Information supplied
————
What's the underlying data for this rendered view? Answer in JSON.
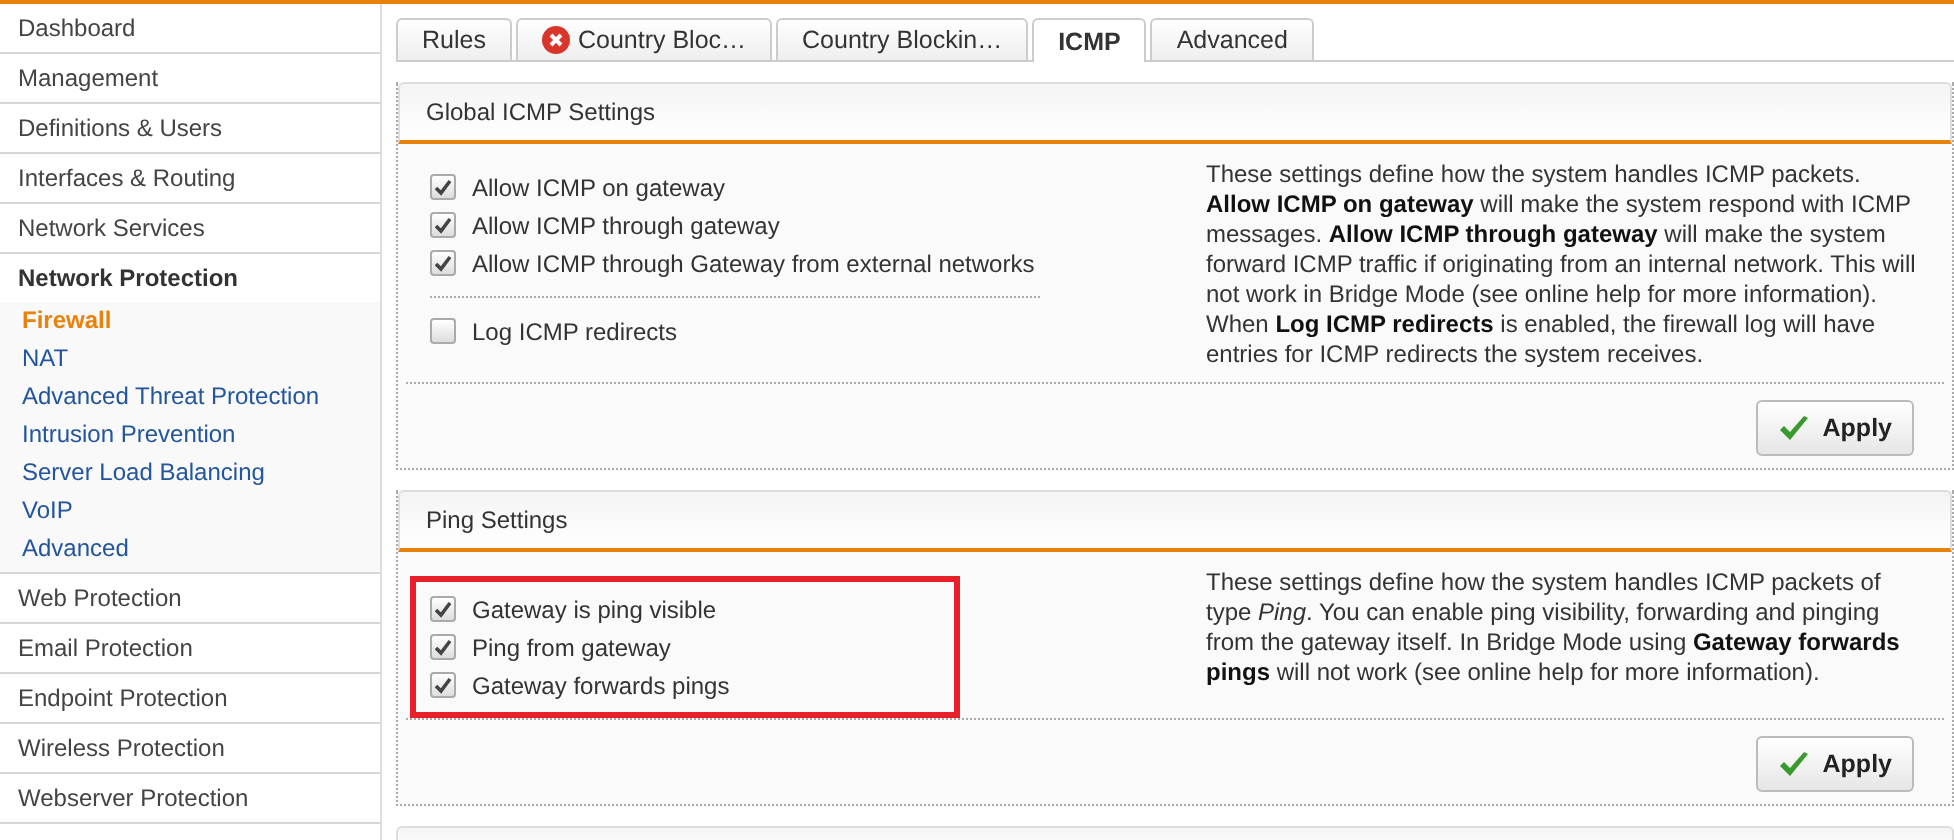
{
  "sidebar": {
    "items": [
      {
        "label": "Dashboard",
        "expanded": false
      },
      {
        "label": "Management",
        "expanded": false
      },
      {
        "label": "Definitions & Users",
        "expanded": false
      },
      {
        "label": "Interfaces & Routing",
        "expanded": false
      },
      {
        "label": "Network Services",
        "expanded": false
      },
      {
        "label": "Network Protection",
        "expanded": true,
        "children": [
          {
            "label": "Firewall",
            "selected": true
          },
          {
            "label": "NAT",
            "selected": false
          },
          {
            "label": "Advanced Threat Protection",
            "selected": false
          },
          {
            "label": "Intrusion Prevention",
            "selected": false
          },
          {
            "label": "Server Load Balancing",
            "selected": false
          },
          {
            "label": "VoIP",
            "selected": false
          },
          {
            "label": "Advanced",
            "selected": false
          }
        ]
      },
      {
        "label": "Web Protection",
        "expanded": false
      },
      {
        "label": "Email Protection",
        "expanded": false
      },
      {
        "label": "Endpoint Protection",
        "expanded": false
      },
      {
        "label": "Wireless Protection",
        "expanded": false
      },
      {
        "label": "Webserver Protection",
        "expanded": false
      }
    ]
  },
  "tabs": [
    {
      "label": "Rules",
      "selected": false
    },
    {
      "label": "Country Bloc…",
      "selected": false,
      "error": true
    },
    {
      "label": "Country Blockin…",
      "selected": false
    },
    {
      "label": "ICMP",
      "selected": true
    },
    {
      "label": "Advanced",
      "selected": false
    }
  ],
  "panels": [
    {
      "title": "Global ICMP Settings",
      "highlighted": false,
      "groups": [
        [
          {
            "label": "Allow ICMP on gateway",
            "checked": true
          },
          {
            "label": "Allow ICMP through gateway",
            "checked": true
          },
          {
            "label": "Allow ICMP through Gateway from external networks",
            "checked": true
          }
        ],
        [
          {
            "label": "Log ICMP redirects",
            "checked": false
          }
        ]
      ],
      "description": "These settings define how the system handles ICMP packets. **Allow ICMP on gateway** will make the system respond with ICMP messages. **Allow ICMP through gateway** will make the system forward ICMP traffic if originating from an internal network. This will not work in Bridge Mode (see online help for more information). When **Log ICMP redirects** is enabled, the firewall log will have entries for ICMP redirects the system receives.",
      "button": "Apply"
    },
    {
      "title": "Ping Settings",
      "highlighted": true,
      "groups": [
        [
          {
            "label": "Gateway is ping visible",
            "checked": true
          },
          {
            "label": "Ping from gateway",
            "checked": true
          },
          {
            "label": "Gateway forwards pings",
            "checked": true
          }
        ]
      ],
      "description": "These settings define how the system handles ICMP packets of type *Ping*. You can enable ping visibility, forwarding and pinging from the gateway itself. In Bridge Mode using **Gateway forwards pings** will not work (see online help for more information).",
      "button": "Apply"
    }
  ]
}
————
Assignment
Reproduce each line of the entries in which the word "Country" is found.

Result of the exercise
      "label": "Country Bloc…",
      "label": "Country Blockin…",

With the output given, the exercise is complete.